** Opening MATERIAL SUPPLIED block **
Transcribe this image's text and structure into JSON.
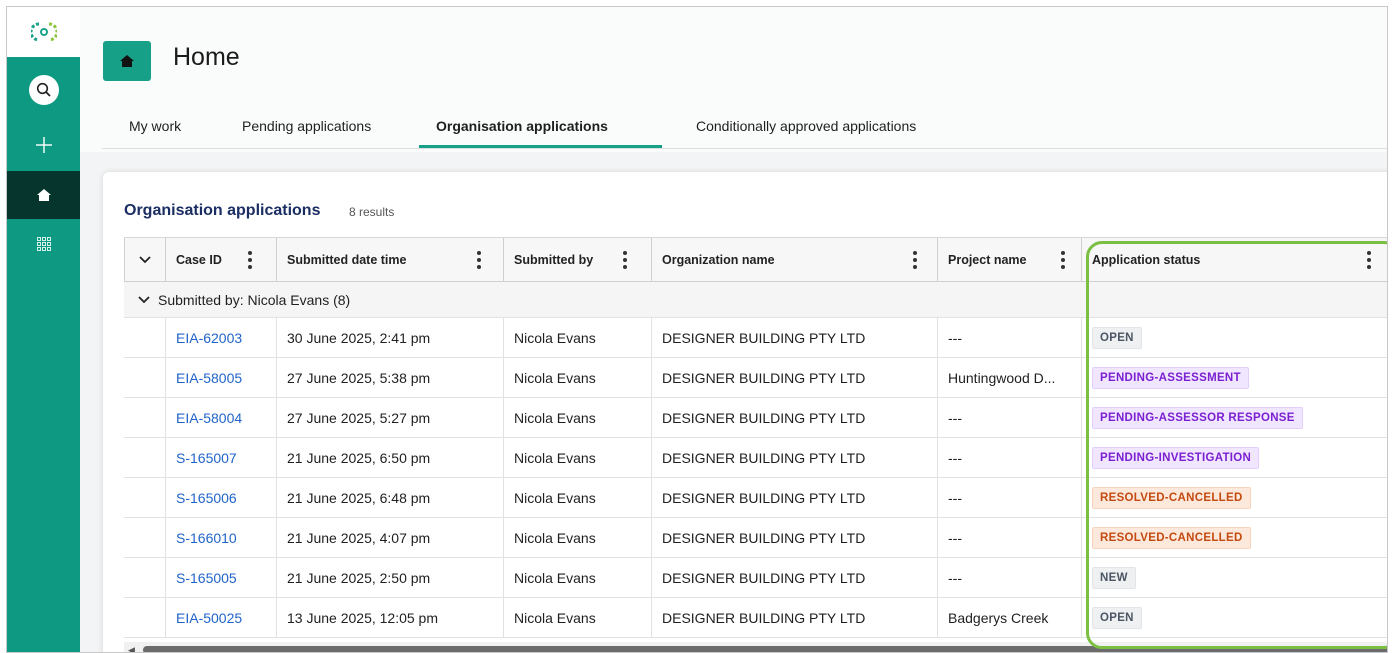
{
  "header": {
    "title": "Home",
    "tabs": [
      {
        "label": "My work"
      },
      {
        "label": "Pending applications"
      },
      {
        "label": "Organisation applications"
      },
      {
        "label": "Conditionally approved applications"
      }
    ]
  },
  "sidebar": {
    "items": [
      {
        "icon": "search-icon"
      },
      {
        "icon": "plus-icon"
      },
      {
        "icon": "home-icon"
      },
      {
        "icon": "apps-grid-icon"
      }
    ]
  },
  "card": {
    "title": "Organisation applications",
    "count": "8 results"
  },
  "table": {
    "columns": [
      "Case ID",
      "Submitted date time",
      "Submitted by",
      "Organization name",
      "Project name",
      "Application status"
    ],
    "group_label": "Submitted by: Nicola Evans (8)",
    "rows": [
      {
        "case_id": "EIA-62003",
        "date": "30 June 2025, 2:41 pm",
        "by": "Nicola Evans",
        "org": "DESIGNER BUILDING PTY LTD",
        "project": "---",
        "status": "OPEN",
        "status_color": "grey"
      },
      {
        "case_id": "EIA-58005",
        "date": "27 June 2025, 5:38 pm",
        "by": "Nicola Evans",
        "org": "DESIGNER BUILDING PTY LTD",
        "project": "Huntingwood D...",
        "status": "PENDING-ASSESSMENT",
        "status_color": "purple"
      },
      {
        "case_id": "EIA-58004",
        "date": "27 June 2025, 5:27 pm",
        "by": "Nicola Evans",
        "org": "DESIGNER BUILDING PTY LTD",
        "project": "---",
        "status": "PENDING-ASSESSOR RESPONSE",
        "status_color": "purple"
      },
      {
        "case_id": "S-165007",
        "date": "21 June 2025, 6:50 pm",
        "by": "Nicola Evans",
        "org": "DESIGNER BUILDING PTY LTD",
        "project": "---",
        "status": "PENDING-INVESTIGATION",
        "status_color": "purple"
      },
      {
        "case_id": "S-165006",
        "date": "21 June 2025, 6:48 pm",
        "by": "Nicola Evans",
        "org": "DESIGNER BUILDING PTY LTD",
        "project": "---",
        "status": "RESOLVED-CANCELLED",
        "status_color": "orange"
      },
      {
        "case_id": "S-166010",
        "date": "21 June 2025, 4:07 pm",
        "by": "Nicola Evans",
        "org": "DESIGNER BUILDING PTY LTD",
        "project": "---",
        "status": "RESOLVED-CANCELLED",
        "status_color": "orange"
      },
      {
        "case_id": "S-165005",
        "date": "21 June 2025, 2:50 pm",
        "by": "Nicola Evans",
        "org": "DESIGNER BUILDING PTY LTD",
        "project": "---",
        "status": "NEW",
        "status_color": "grey"
      },
      {
        "case_id": "EIA-50025",
        "date": "13 June 2025, 12:05 pm",
        "by": "Nicola Evans",
        "org": "DESIGNER BUILDING PTY LTD",
        "project": "Badgerys Creek",
        "status": "OPEN",
        "status_color": "grey"
      }
    ]
  },
  "colors": {
    "brand": "#0e9a82",
    "link": "#2164c9",
    "title": "#1b2e63",
    "highlight": "#7bc043"
  }
}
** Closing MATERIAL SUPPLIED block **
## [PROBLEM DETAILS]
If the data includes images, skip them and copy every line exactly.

## [PROBLEM SOLUTION]
Transcribe this image's text and structure into JSON.
{
  "header": {
    "title": "Home",
    "tabs": [
      {
        "label": "My work"
      },
      {
        "label": "Pending applications"
      },
      {
        "label": "Organisation applications"
      },
      {
        "label": "Conditionally approved applications"
      }
    ]
  },
  "sidebar": {
    "items": [
      {
        "icon": "search-icon"
      },
      {
        "icon": "plus-icon"
      },
      {
        "icon": "home-icon"
      },
      {
        "icon": "apps-grid-icon"
      }
    ]
  },
  "card": {
    "title": "Organisation applications",
    "count": "8 results"
  },
  "table": {
    "columns": [
      "Case ID",
      "Submitted date time",
      "Submitted by",
      "Organization name",
      "Project name",
      "Application status"
    ],
    "group_label": "Submitted by: Nicola Evans (8)",
    "rows": [
      {
        "case_id": "EIA-62003",
        "date": "30 June 2025, 2:41 pm",
        "by": "Nicola Evans",
        "org": "DESIGNER BUILDING PTY LTD",
        "project": "---",
        "status": "OPEN",
        "status_color": "grey"
      },
      {
        "case_id": "EIA-58005",
        "date": "27 June 2025, 5:38 pm",
        "by": "Nicola Evans",
        "org": "DESIGNER BUILDING PTY LTD",
        "project": "Huntingwood D...",
        "status": "PENDING-ASSESSMENT",
        "status_color": "purple"
      },
      {
        "case_id": "EIA-58004",
        "date": "27 June 2025, 5:27 pm",
        "by": "Nicola Evans",
        "org": "DESIGNER BUILDING PTY LTD",
        "project": "---",
        "status": "PENDING-ASSESSOR RESPONSE",
        "status_color": "purple"
      },
      {
        "case_id": "S-165007",
        "date": "21 June 2025, 6:50 pm",
        "by": "Nicola Evans",
        "org": "DESIGNER BUILDING PTY LTD",
        "project": "---",
        "status": "PENDING-INVESTIGATION",
        "status_color": "purple"
      },
      {
        "case_id": "S-165006",
        "date": "21 June 2025, 6:48 pm",
        "by": "Nicola Evans",
        "org": "DESIGNER BUILDING PTY LTD",
        "project": "---",
        "status": "RESOLVED-CANCELLED",
        "status_color": "orange"
      },
      {
        "case_id": "S-166010",
        "date": "21 June 2025, 4:07 pm",
        "by": "Nicola Evans",
        "org": "DESIGNER BUILDING PTY LTD",
        "project": "---",
        "status": "RESOLVED-CANCELLED",
        "status_color": "orange"
      },
      {
        "case_id": "S-165005",
        "date": "21 June 2025, 2:50 pm",
        "by": "Nicola Evans",
        "org": "DESIGNER BUILDING PTY LTD",
        "project": "---",
        "status": "NEW",
        "status_color": "grey"
      },
      {
        "case_id": "EIA-50025",
        "date": "13 June 2025, 12:05 pm",
        "by": "Nicola Evans",
        "org": "DESIGNER BUILDING PTY LTD",
        "project": "Badgerys Creek",
        "status": "OPEN",
        "status_color": "grey"
      }
    ]
  },
  "colors": {
    "brand": "#0e9a82",
    "link": "#2164c9",
    "title": "#1b2e63",
    "highlight": "#7bc043"
  }
}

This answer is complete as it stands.